** Your goal **
Filter the listing below, keeping only the lines with the word "http".

** Data for review **
*****

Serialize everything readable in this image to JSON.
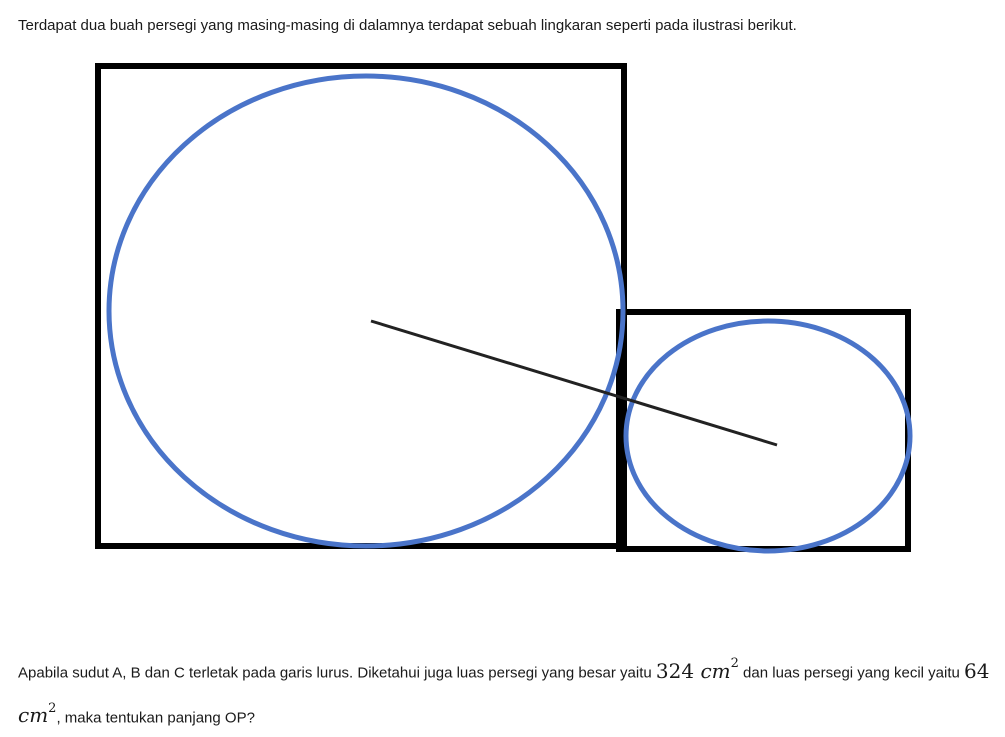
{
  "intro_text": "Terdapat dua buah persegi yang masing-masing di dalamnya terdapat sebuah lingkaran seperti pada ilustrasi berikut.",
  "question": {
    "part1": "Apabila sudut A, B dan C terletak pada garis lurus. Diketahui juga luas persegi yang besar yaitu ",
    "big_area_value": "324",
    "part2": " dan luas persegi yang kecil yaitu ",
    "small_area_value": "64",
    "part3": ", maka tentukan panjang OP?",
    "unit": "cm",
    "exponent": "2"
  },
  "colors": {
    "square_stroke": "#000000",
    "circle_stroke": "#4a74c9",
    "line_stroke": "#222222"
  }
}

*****

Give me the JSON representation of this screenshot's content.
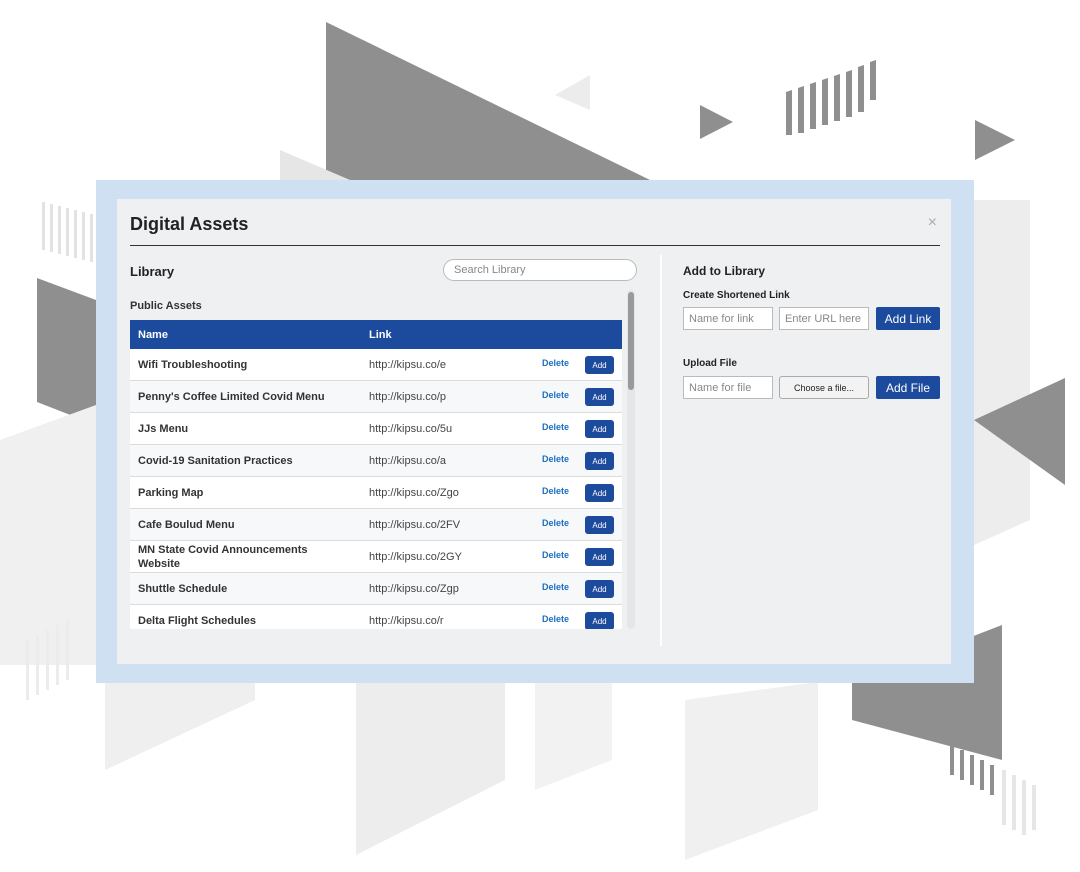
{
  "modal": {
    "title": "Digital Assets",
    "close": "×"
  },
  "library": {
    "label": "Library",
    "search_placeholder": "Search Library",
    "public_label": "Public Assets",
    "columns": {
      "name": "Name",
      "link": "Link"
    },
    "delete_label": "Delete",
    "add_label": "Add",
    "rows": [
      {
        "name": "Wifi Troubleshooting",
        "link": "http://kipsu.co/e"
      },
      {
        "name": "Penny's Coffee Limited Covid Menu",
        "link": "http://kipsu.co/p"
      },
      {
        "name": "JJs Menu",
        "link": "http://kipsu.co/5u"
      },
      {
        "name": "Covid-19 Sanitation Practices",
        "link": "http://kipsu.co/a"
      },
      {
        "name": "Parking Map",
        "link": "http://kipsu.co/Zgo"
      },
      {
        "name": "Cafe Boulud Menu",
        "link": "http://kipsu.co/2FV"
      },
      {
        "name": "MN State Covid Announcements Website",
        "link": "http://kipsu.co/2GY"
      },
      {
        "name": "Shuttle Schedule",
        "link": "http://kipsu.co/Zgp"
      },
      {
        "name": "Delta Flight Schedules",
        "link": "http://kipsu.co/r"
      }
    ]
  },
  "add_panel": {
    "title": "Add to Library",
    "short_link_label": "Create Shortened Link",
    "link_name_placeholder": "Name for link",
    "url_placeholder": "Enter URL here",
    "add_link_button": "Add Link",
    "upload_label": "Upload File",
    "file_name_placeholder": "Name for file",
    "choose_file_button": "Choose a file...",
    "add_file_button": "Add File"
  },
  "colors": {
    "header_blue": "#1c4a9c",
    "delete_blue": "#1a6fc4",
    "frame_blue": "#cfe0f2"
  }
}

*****

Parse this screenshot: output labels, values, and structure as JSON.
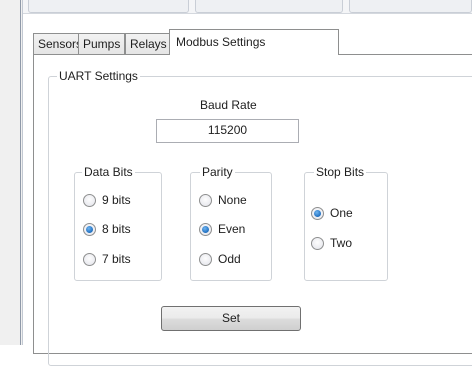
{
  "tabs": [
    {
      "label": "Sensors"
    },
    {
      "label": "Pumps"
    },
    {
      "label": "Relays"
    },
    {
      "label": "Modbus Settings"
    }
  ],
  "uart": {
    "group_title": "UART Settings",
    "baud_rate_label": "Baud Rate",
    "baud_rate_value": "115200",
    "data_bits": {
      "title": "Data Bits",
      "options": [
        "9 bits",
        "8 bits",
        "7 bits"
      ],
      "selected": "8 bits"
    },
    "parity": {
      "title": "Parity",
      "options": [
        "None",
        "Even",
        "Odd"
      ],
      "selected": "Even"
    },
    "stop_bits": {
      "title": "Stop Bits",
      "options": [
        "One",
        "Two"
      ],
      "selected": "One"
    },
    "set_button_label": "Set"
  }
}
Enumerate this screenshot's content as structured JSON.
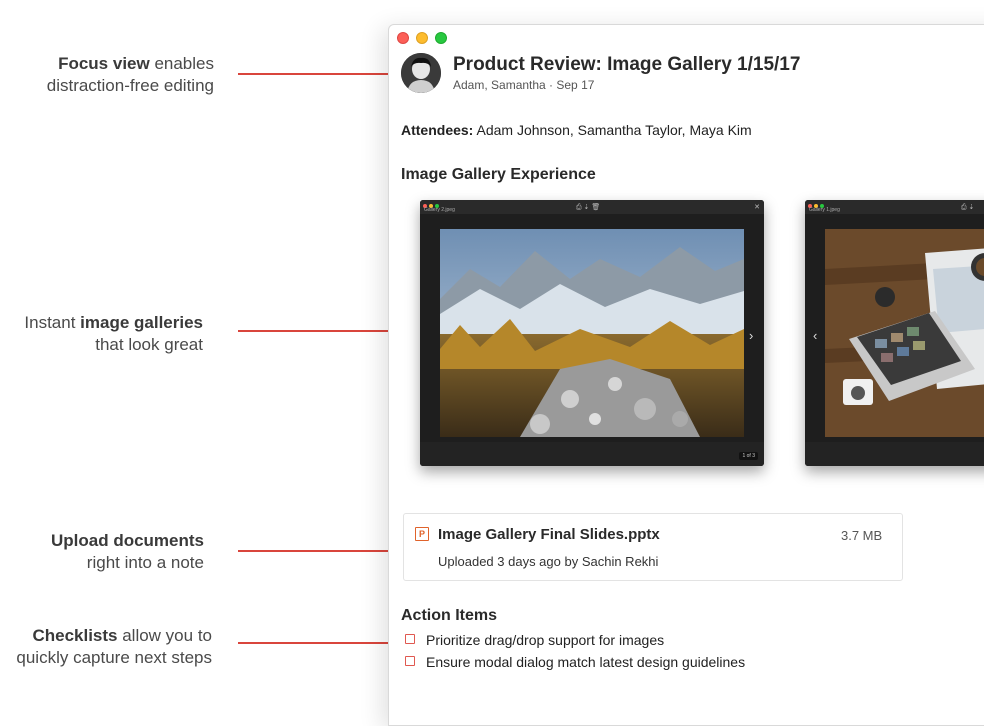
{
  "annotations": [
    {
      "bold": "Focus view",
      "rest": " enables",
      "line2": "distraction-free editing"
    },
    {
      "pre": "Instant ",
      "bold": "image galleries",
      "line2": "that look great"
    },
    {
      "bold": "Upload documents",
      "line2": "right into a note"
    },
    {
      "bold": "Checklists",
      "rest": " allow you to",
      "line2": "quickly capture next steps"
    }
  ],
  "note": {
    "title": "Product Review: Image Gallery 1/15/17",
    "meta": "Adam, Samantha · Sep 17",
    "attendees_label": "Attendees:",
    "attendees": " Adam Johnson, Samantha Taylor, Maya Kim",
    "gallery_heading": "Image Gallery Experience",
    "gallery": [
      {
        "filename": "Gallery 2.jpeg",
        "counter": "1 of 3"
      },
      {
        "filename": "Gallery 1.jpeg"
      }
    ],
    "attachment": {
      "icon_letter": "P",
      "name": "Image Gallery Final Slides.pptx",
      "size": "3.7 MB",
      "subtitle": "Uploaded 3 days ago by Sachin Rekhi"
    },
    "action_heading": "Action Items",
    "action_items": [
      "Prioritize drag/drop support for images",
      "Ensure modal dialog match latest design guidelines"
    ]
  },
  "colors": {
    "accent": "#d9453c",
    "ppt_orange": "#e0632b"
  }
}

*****

** Task result **
        "link": "http://kipsu.co/e"
        "link": "http://kipsu.co/p"
        "link": "http://kipsu.co/5u"
        "link": "http://kipsu.co/a"
        "link": "http://kipsu.co/Zgo"
        "link": "http://kipsu.co/2FV"
        "link": "http://kipsu.co/2GY"
        "link": "http://kipsu.co/Zgp"
        "link": "http://kipsu.co/r"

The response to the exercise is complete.